I graduated from the Lithuanian Sports University as a PE teacher in 1992, got a Masters degree in 1994 and was awarded a PhD from the same institution for the work on acute muscle adaptation to exercise using electrical stimulation in 1999. From 1999 to 2000, I was a Guest Researcher at the Department of Physiology and Pharmacology, Karolinska Institute (Advisor prof. Jan Henriksson) in Sweden working on the exercise effects on muscle signaling. From 2001 to 2003, I did a post doctoral work in muscle biology at the Pennsylvania State University (USA) and Uppsala University (Sweden; Advisor prof. Lars Larsson). From 2003 to 2007 I completed my second post doctoral position in quantitative genetics (Advisors Dr. David A. Blizard and Dr. George P. Vogler) at the Pennsylvania State University and worked there as a Research Associate until 2009. In March 2009, I took a post at the School of Medical Science, University of Aberdeen.
My research interests focus on the genetic mechanisms underlying variation in skeletal muscle mass and properties of muscle fibres that can affect muscle function. Muscle mass differs more than 2-fold between individuals even when sex and age are taken into account. The number of muscle fibres in homologous muscles can also differ by over 2-fold. Furthermore, skeletal muscle is not a homogeneous tissue but it is composed of a mixture of fast- and slow-twitch fibre types. The proportion of different types in homologous muscles also differs extensively between individuals. For instance, slow-twitch fibres in vastus lateralis can comprise from ~20% to ~80% of all fibres.
Why is this relevant? Skeletal muscle is responsible for a number of vital functions (respiration, locomotion, protection of bones and viscera, maintaining glucose homeostasis, etc) but also contributes significantly to energy expenditure. Reduced muscle mass leads to slower metabolism, a property associated with obesity. Studies have also shown that individuals with a lower proportion of type I fibres are at a greater risk of developing type II diabetes. Finally, aging is accompanied by deterioration of muscle mass and function. It is conceivable that individuals bestowed with lower muscle mass and smaller number of fibres would experience negative consequences of that more acutely.

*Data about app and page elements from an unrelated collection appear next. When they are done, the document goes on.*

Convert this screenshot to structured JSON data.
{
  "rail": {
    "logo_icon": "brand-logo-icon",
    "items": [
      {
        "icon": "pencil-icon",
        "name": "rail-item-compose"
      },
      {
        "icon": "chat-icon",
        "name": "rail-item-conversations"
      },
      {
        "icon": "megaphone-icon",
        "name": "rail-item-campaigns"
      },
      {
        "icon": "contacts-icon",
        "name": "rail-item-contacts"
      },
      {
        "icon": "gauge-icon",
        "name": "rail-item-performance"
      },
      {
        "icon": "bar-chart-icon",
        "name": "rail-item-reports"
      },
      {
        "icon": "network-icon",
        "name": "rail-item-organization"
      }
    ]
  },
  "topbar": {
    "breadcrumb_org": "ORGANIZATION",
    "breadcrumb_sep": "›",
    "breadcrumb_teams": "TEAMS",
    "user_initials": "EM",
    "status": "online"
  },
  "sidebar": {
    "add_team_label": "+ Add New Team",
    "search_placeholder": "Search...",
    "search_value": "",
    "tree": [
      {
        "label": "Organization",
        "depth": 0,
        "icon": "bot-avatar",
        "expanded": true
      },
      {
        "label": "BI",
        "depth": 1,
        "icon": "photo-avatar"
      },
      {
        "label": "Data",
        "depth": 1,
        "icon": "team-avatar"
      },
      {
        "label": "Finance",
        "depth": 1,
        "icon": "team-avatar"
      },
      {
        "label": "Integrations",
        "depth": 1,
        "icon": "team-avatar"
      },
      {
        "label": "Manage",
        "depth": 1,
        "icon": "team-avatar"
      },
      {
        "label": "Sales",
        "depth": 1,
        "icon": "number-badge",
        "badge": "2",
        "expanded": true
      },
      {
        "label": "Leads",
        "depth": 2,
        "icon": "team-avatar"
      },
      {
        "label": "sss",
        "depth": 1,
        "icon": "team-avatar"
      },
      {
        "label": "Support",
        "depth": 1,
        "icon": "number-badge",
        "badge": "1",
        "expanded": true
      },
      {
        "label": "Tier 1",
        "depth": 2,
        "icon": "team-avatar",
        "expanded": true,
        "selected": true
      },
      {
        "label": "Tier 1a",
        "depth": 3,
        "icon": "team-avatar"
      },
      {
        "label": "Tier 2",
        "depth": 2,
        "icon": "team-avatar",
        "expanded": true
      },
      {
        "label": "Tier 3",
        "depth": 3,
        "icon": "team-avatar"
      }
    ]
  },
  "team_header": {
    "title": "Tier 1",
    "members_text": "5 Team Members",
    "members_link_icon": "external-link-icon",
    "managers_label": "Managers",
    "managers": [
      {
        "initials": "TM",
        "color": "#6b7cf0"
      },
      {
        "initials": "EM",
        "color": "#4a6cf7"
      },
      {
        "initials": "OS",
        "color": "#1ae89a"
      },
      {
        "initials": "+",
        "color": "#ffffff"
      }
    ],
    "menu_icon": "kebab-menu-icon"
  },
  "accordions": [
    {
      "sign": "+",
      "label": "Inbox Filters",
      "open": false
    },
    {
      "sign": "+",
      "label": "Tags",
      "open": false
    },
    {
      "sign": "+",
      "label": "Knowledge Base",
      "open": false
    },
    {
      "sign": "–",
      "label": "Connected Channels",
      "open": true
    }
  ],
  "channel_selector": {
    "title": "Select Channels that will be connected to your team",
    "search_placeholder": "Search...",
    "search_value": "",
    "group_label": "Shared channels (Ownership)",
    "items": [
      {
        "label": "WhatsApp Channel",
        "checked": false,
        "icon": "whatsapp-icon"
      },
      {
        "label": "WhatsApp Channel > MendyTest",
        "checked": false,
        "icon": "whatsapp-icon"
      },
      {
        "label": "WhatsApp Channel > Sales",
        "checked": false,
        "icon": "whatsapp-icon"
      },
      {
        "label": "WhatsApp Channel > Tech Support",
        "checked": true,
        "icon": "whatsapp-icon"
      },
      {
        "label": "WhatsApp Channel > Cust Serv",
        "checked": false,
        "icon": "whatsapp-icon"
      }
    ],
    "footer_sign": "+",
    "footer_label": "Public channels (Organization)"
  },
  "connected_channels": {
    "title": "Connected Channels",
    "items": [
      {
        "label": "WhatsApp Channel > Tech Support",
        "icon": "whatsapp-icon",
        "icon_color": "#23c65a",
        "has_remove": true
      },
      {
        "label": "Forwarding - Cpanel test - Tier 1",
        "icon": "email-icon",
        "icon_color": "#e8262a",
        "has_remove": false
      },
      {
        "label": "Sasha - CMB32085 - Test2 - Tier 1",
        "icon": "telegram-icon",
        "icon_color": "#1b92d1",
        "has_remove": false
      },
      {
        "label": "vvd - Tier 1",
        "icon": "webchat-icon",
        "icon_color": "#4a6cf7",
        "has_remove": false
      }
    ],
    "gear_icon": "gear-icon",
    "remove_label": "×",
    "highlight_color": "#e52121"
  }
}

Although some of this variability in muscle mass and fibre properties can be explained by the level of physical activity, genetic factors play a substantial role as well. However, the identity of specific genes determining differences in these traits remains largely unknown. We aim to address this question.
Figure 1. Soleus size differs ten times between two mouse strains. The difference is due to the number and cross-sectional area of the fibres constituting the muscle. Muscle cross sections were ATPase stained following acid preincubation. Dark stained fibres are type I, pale fibres are type IIA.
How is it done? We found that muscle mass can differ by ~10-fold, the number and cross-sectional area of muscle fibres by ~2-fold each between laboratory mouse strains (Figure 1). To search for genes underlying this variability in laboratory mice we use genome wide association studies (GWAS) approach that allows determination of the genomic position of causative genes (Figure 2).
How does that translate to humans? Myogenesis appears to be conserved across mammals with homologous genes having similar effects across different species. For example, the myostatin gene inhibits muscle growth in mice, dogs, sheep, cattle and even humans. Identification of muscle-affecting genes in the mouse model will offer a diagnostic target for alleles predisposing to a reduced muscle mass, as well as pharmacological targets for prevention and/or reversal of muscle mass loss in humans.
Figure 2. Genome-wide association scan for EDL muscle weight in CFW outbred mice. Analysis identified four loci, on chromosome 2 (two), 12 and 13, that affect muscle weight. Modified from Parker et al. 2016.
We are seeking enthusiastic and qualified candidates for projects focusing on validation of candidate genes and exploration of the mechanisms of their effects on muscle properties.
Dr. David Blizard, The Pennsylvania State University
Dr. Abraham Palmer, University of Chicago
Dr. Joe Angel, University of Texas
Dr. James Cheverud, Washington University in St. Louis
2007 – 2009 Dissection of Muscle Weight QTL via Congenic Strains (R03 AR052879); National Institute of Arthritis Musculoskeletal and Skin Diseases ($145,000 total cost); Role: PI
2009 - 2014 Genetic Variation of Muscle Mass (R01 AR056280); National Institute of Arthritis Musculoskeletal and Skin Diseases ($1,326,999 total cost); Role: Co-I
2009-2013 Genetic Mechanisms of Muscle Fibre Variation; European Commision – Marie Curie International Reintegration Grant (€87,500 total cost); Role: PI